Ruhr Economic Papers

Ruhr Economic Papers #863

Prudence and Prevention – Empirical Evidence

by Hendrik Schmitz and Thomas Mayrhofer

RWI, 08/2020, 24 S./p., 8 Euro, ISBN 978-3-96973-000-3 DOI: 10.4419/96973000



Theoretical papers show that optimal prevention decisions in the sense of selfprotection (i.e., primary
prevention) depend not only on the level of (second-order) risk aversion but also on higher-order risk
preferences such as prudence (third-order risk aversion). We study empirically whether these theoretical
results hold and whether prudent individuals show less preventive (self-protection) effort than non-prudent individuals. We use a unique dataset that combines data on higher-order risk preferences and various measures of observed real-world prevention behavior. We find that prudent individuals indeed invest less in self-protection as measured by influenza vaccination. This result is driven by high risk individuals such as individuals >60 years of age or chronically ill. We do not find a clear empirical relationship between riskpreferences and prevention in the sense of self-insurance (i.e. secondary prevention). Neither risk aversion nor prudence is related to cancer screenings such as mammograms, Pap smears or X-rays of the lung.

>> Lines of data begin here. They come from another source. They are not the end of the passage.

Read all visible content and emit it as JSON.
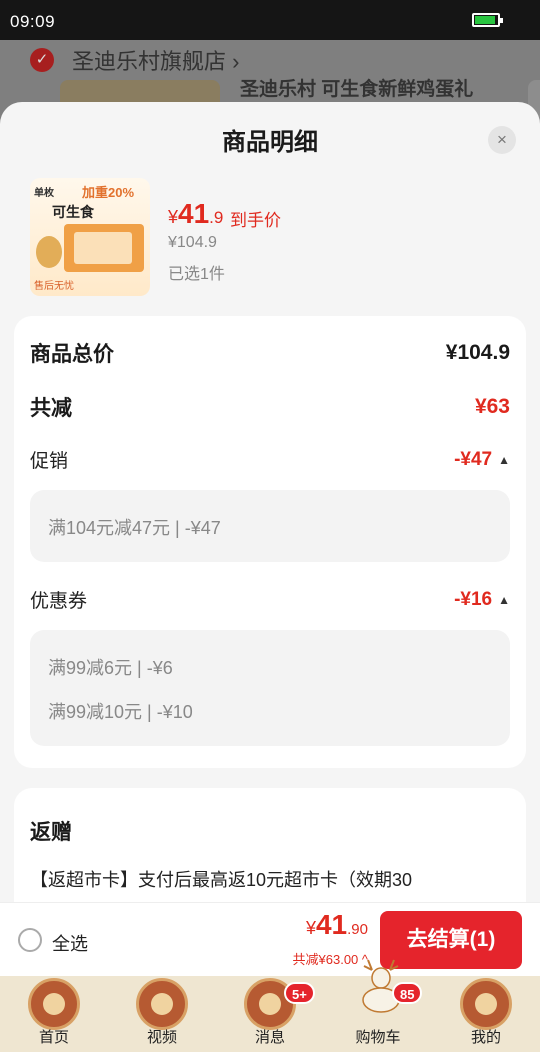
{
  "status_bar": {
    "time": "09:09",
    "battery_level": 0.9
  },
  "background": {
    "store_name": "圣迪乐村旗舰店",
    "store_chevron": "›",
    "product_title": "圣迪乐村 可生食新鲜鸡蛋礼"
  },
  "sheet": {
    "title": "商品明细",
    "close_icon": "×",
    "product": {
      "image_tag_left": "单枚",
      "image_tag_right": "加重20%",
      "image_name": "可生食",
      "image_badge": "售后无忧",
      "price_symbol": "¥",
      "price_int": "41",
      "price_dec": ".9",
      "price_tag": "到手价",
      "original_price": "¥104.9",
      "selected_count": "已选1件"
    },
    "breakdown": {
      "total_label": "商品总价",
      "total_value": "¥104.9",
      "discount_label": "共减",
      "discount_value": "¥63",
      "promotion": {
        "label": "促销",
        "value": "-¥47",
        "items": [
          "满104元减47元 | -¥47"
        ]
      },
      "coupon": {
        "label": "优惠券",
        "value": "-¥16",
        "items": [
          "满99减6元 | -¥6",
          "满99减10元 | -¥10"
        ]
      }
    },
    "gift": {
      "title": "返赠",
      "description": "【返超市卡】支付后最高返10元超市卡（效期30"
    }
  },
  "footer": {
    "select_all": "全选",
    "total_symbol": "¥",
    "total_int": "41",
    "total_dec": ".90",
    "total_saved": "共减¥63.00 ^",
    "checkout_label": "去结算(1)"
  },
  "tabbar": {
    "tabs": [
      {
        "label": "首页",
        "icon": "home-icon",
        "badge": ""
      },
      {
        "label": "视频",
        "icon": "video-icon",
        "badge": ""
      },
      {
        "label": "消息",
        "icon": "message-icon",
        "badge": "5+"
      },
      {
        "label": "购物车",
        "icon": "cart-icon",
        "badge": "85"
      },
      {
        "label": "我的",
        "icon": "profile-icon",
        "badge": ""
      }
    ]
  },
  "colors": {
    "accent_red": "#e02a1f",
    "checkout_red": "#e5242c",
    "tabbar_bg": "#efe6d1"
  }
}
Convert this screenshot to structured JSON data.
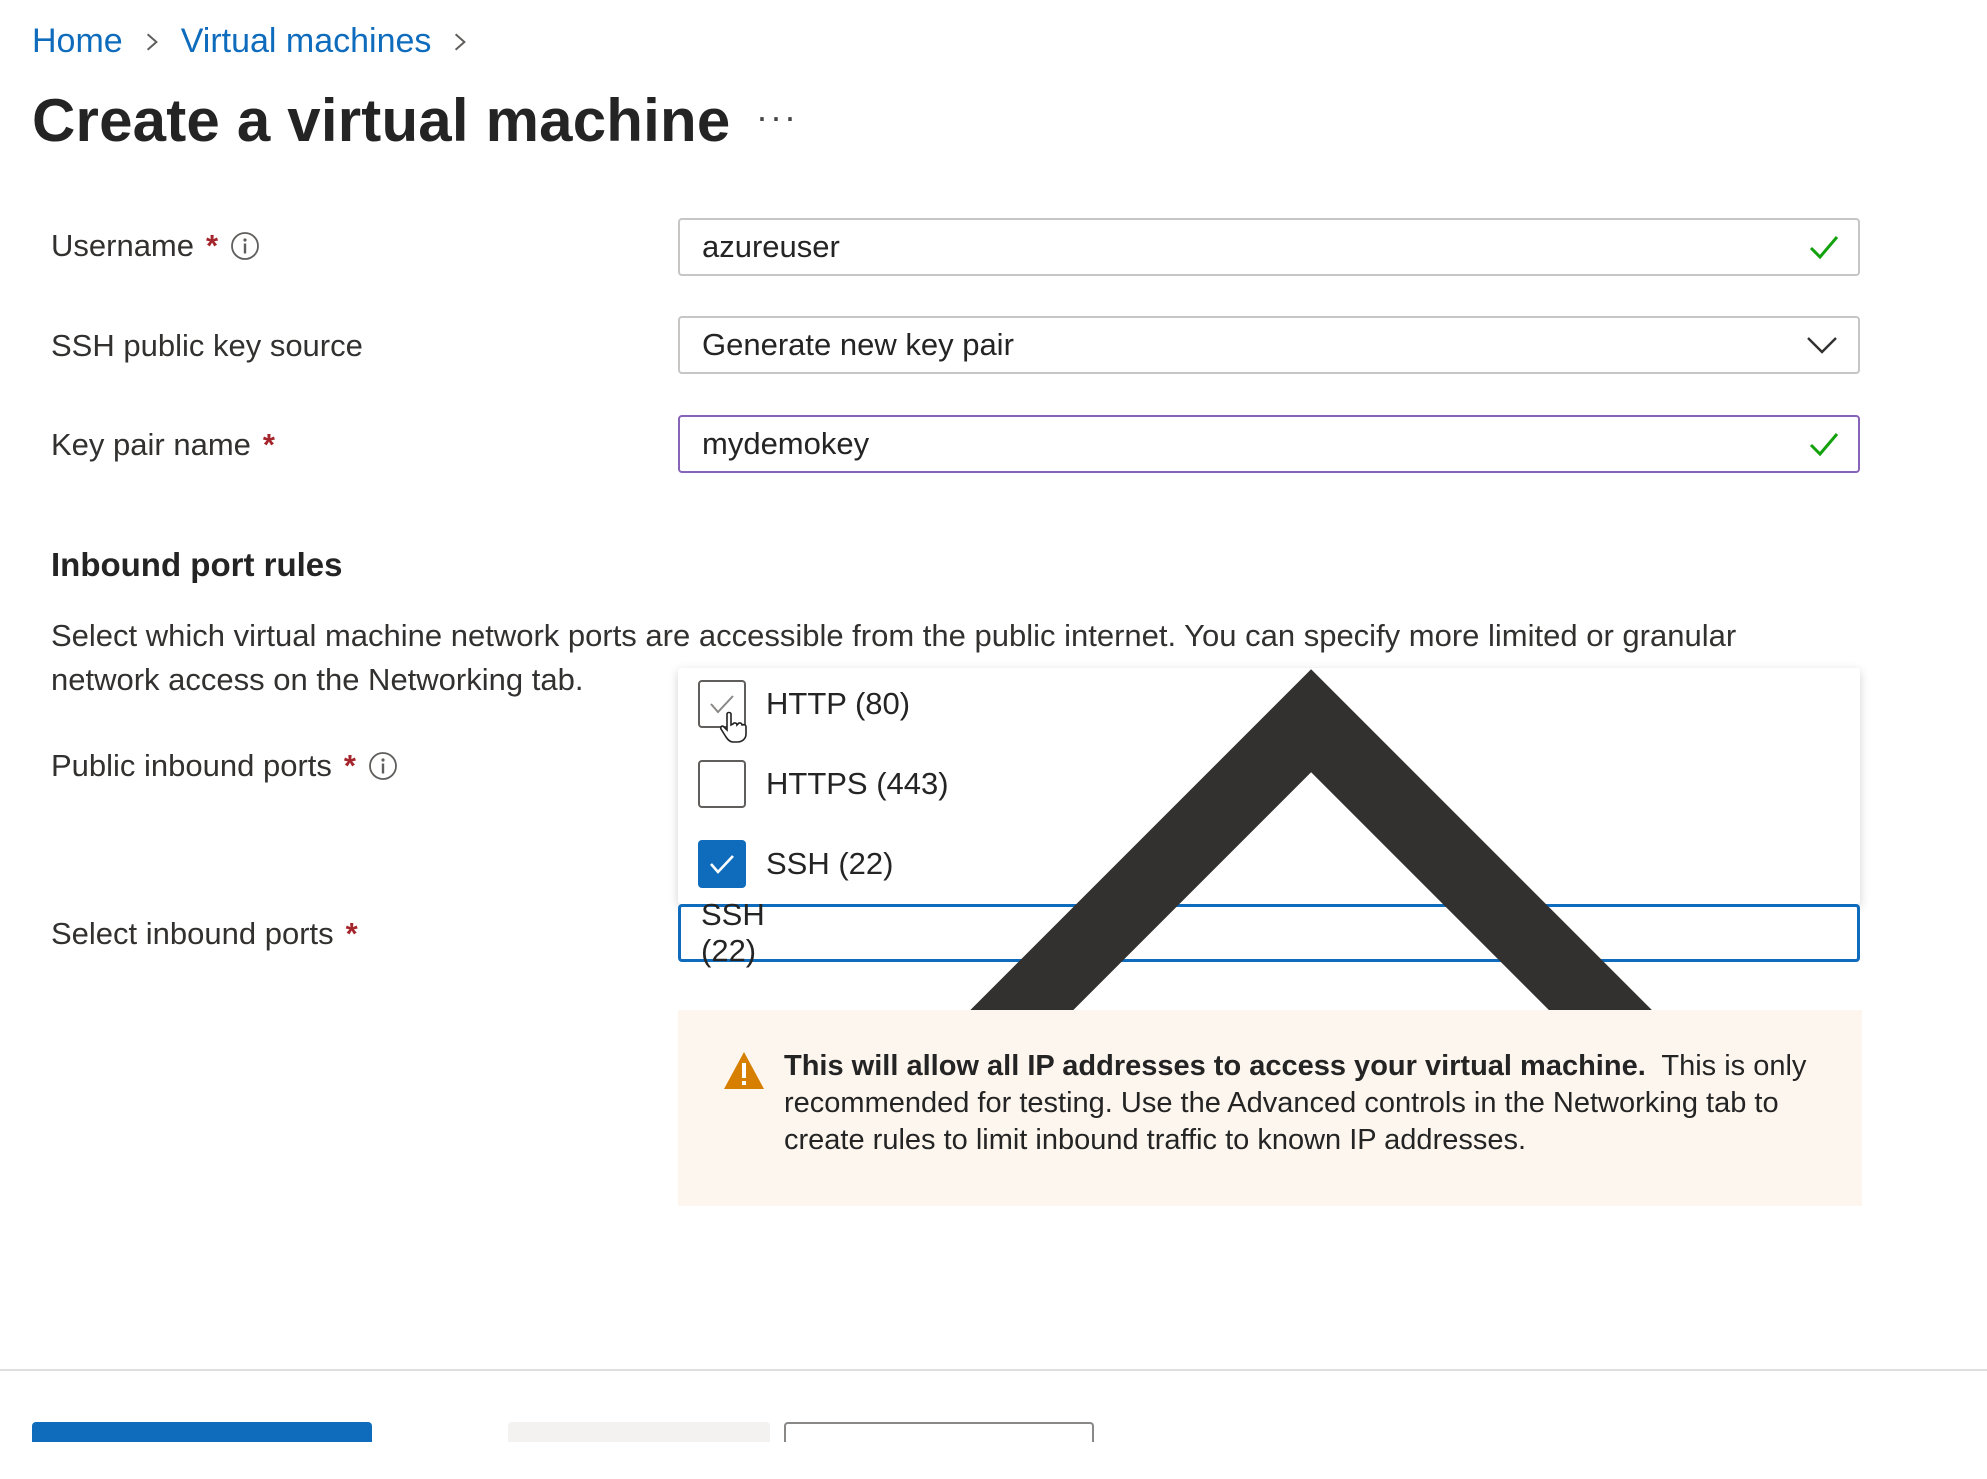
{
  "breadcrumb": {
    "home": "Home",
    "vms": "Virtual machines"
  },
  "page": {
    "title": "Create a virtual machine",
    "more": "···"
  },
  "form": {
    "username": {
      "label": "Username",
      "required": "*",
      "value": "azureuser"
    },
    "ssh_source": {
      "label": "SSH public key source",
      "value": "Generate new key pair"
    },
    "key_pair": {
      "label": "Key pair name",
      "required": "*",
      "value": "mydemokey"
    }
  },
  "inbound": {
    "title": "Inbound port rules",
    "description": "Select which virtual machine network ports are accessible from the public internet. You can specify more limited or granular network access on the Networking tab.",
    "public_ports": {
      "label": "Public inbound ports",
      "required": "*"
    },
    "select_ports": {
      "label": "Select inbound ports",
      "required": "*",
      "value": "SSH (22)"
    },
    "options": [
      {
        "label": "HTTP (80)",
        "checked": false
      },
      {
        "label": "HTTPS (443)",
        "checked": false
      },
      {
        "label": "SSH (22)",
        "checked": true
      }
    ]
  },
  "warning": {
    "bold": "This will allow all IP addresses to access your virtual machine.",
    "text": "This is only recommended for testing.  Use the Advanced controls in the Networking tab to create rules to limit inbound traffic to known IP addresses."
  },
  "colors": {
    "accent": "#0f6cbd",
    "success": "#13a10e",
    "required": "#a4262c",
    "warning_bg": "#fdf6ee",
    "warning_icon": "#d67f00"
  }
}
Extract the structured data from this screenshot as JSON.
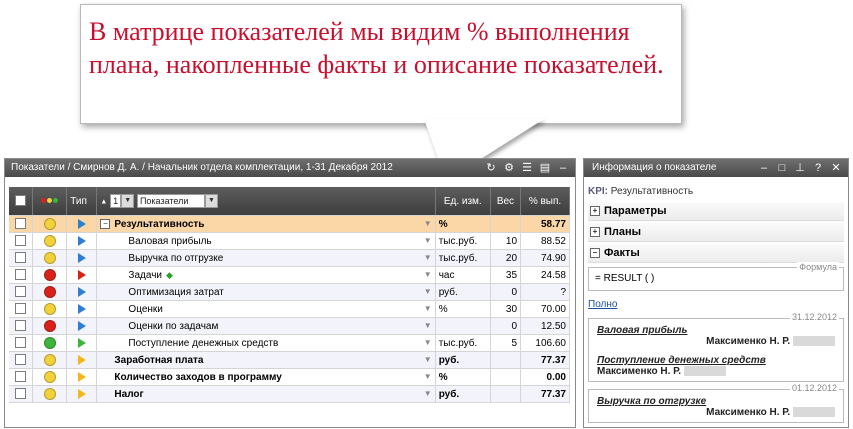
{
  "callout": {
    "text": "В матрице показателей мы видим % выполнения плана, накопленные факты и описание показателей."
  },
  "left_panel": {
    "title": "Показатели / Смирнов Д. А. / Начальник отдела комплектации, 1-31 Декабря 2012",
    "icons": [
      "refresh-icon",
      "gear-icon",
      "list-icon",
      "export-icon",
      "minimize-icon"
    ],
    "columns": {
      "type": "Тип",
      "level_value": "1",
      "level_label": "Показатели",
      "unit": "Ед. изм.",
      "weight": "Вес",
      "pct": "% вып."
    },
    "rows": [
      {
        "status": "#f2d13a",
        "tri": "#2f7fd1",
        "name": "Результативность",
        "bold": true,
        "expand": "−",
        "indent": 0,
        "unit": "%",
        "weight": "",
        "pct": "58.77",
        "selected": true
      },
      {
        "status": "#f2d13a",
        "tri": "#2f7fd1",
        "name": "Валовая прибыль",
        "bold": false,
        "expand": "",
        "indent": 2,
        "unit": "тыс.руб.",
        "weight": "10",
        "pct": "88.52"
      },
      {
        "status": "#f2d13a",
        "tri": "#2f7fd1",
        "name": "Выручка по отгрузке",
        "bold": false,
        "expand": "",
        "indent": 2,
        "unit": "тыс.руб.",
        "weight": "20",
        "pct": "74.90"
      },
      {
        "status": "#d9231a",
        "tri": "#d9231a",
        "name": "Задачи",
        "bold": false,
        "expand": "",
        "indent": 2,
        "unit": "час",
        "weight": "35",
        "pct": "24.58",
        "diamond": true
      },
      {
        "status": "#d9231a",
        "tri": "#2f7fd1",
        "name": "Оптимизация затрат",
        "bold": false,
        "expand": "",
        "indent": 2,
        "unit": "руб.",
        "weight": "0",
        "pct": "?"
      },
      {
        "status": "#f2d13a",
        "tri": "#2f7fd1",
        "name": "Оценки",
        "bold": false,
        "expand": "",
        "indent": 2,
        "unit": "%",
        "weight": "30",
        "pct": "70.00"
      },
      {
        "status": "#d9231a",
        "tri": "#2f7fd1",
        "name": "Оценки по задачам",
        "bold": false,
        "expand": "",
        "indent": 2,
        "unit": "",
        "weight": "0",
        "pct": "12.50"
      },
      {
        "status": "#3db43a",
        "tri": "#3db43a",
        "name": "Поступление денежных средств",
        "bold": false,
        "expand": "",
        "indent": 2,
        "unit": "тыс.руб.",
        "weight": "5",
        "pct": "106.60"
      },
      {
        "status": "#f2d13a",
        "tri": "#f2b81a",
        "name": "Заработная плата",
        "bold": true,
        "expand": "",
        "indent": 1,
        "unit": "руб.",
        "weight": "",
        "pct": "77.37"
      },
      {
        "status": "#f2d13a",
        "tri": "#f2b81a",
        "name": "Количество заходов в программу",
        "bold": true,
        "expand": "",
        "indent": 1,
        "unit": "%",
        "weight": "",
        "pct": "0.00"
      },
      {
        "status": "#f2d13a",
        "tri": "#f2b81a",
        "name": "Налог",
        "bold": true,
        "expand": "",
        "indent": 1,
        "unit": "руб.",
        "weight": "",
        "pct": "77.37"
      }
    ]
  },
  "right_panel": {
    "title": "Информация о показателе",
    "kpi_prefix": "KPI:",
    "kpi_name": "Результативность",
    "sections": {
      "params": "Параметры",
      "plans": "Планы",
      "facts": "Факты"
    },
    "formula_legend": "Формула",
    "formula": "= RESULT ( )",
    "full_link": "Полно",
    "fact_groups": [
      {
        "date": "31.12.2012",
        "items": [
          {
            "name": "Валовая прибыль",
            "person": "Максименко Н. Р."
          },
          {
            "name": "Поступление денежных средств",
            "person": "Максименко Н. Р."
          }
        ]
      },
      {
        "date": "01.12.2012",
        "items": [
          {
            "name": "Выручка по отгрузке",
            "person": "Максименко Н. Р."
          }
        ]
      }
    ]
  }
}
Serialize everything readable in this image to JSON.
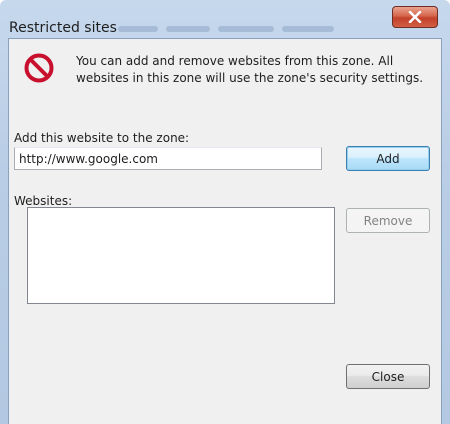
{
  "window": {
    "title": "Restricted sites",
    "close_icon": "close-x-icon"
  },
  "info": {
    "icon": "restricted-no-entry-icon",
    "text": "You can add and remove websites from this zone. All websites in this zone will use the zone's security settings."
  },
  "add_section": {
    "label": "Add this website to the zone:",
    "input_value": "http://www.google.com",
    "add_button_label": "Add"
  },
  "websites_section": {
    "label": "Websites:",
    "items": [],
    "remove_button_label": "Remove"
  },
  "footer": {
    "close_button_label": "Close"
  },
  "colors": {
    "restricted_icon_red": "#c8102e",
    "default_button_border": "#3c7fb1",
    "close_button_red": "#c2412a"
  }
}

JEL-Classification: D12, D81, I12

Keywords: Prudence; risk preferences; prevention; vaccination; screening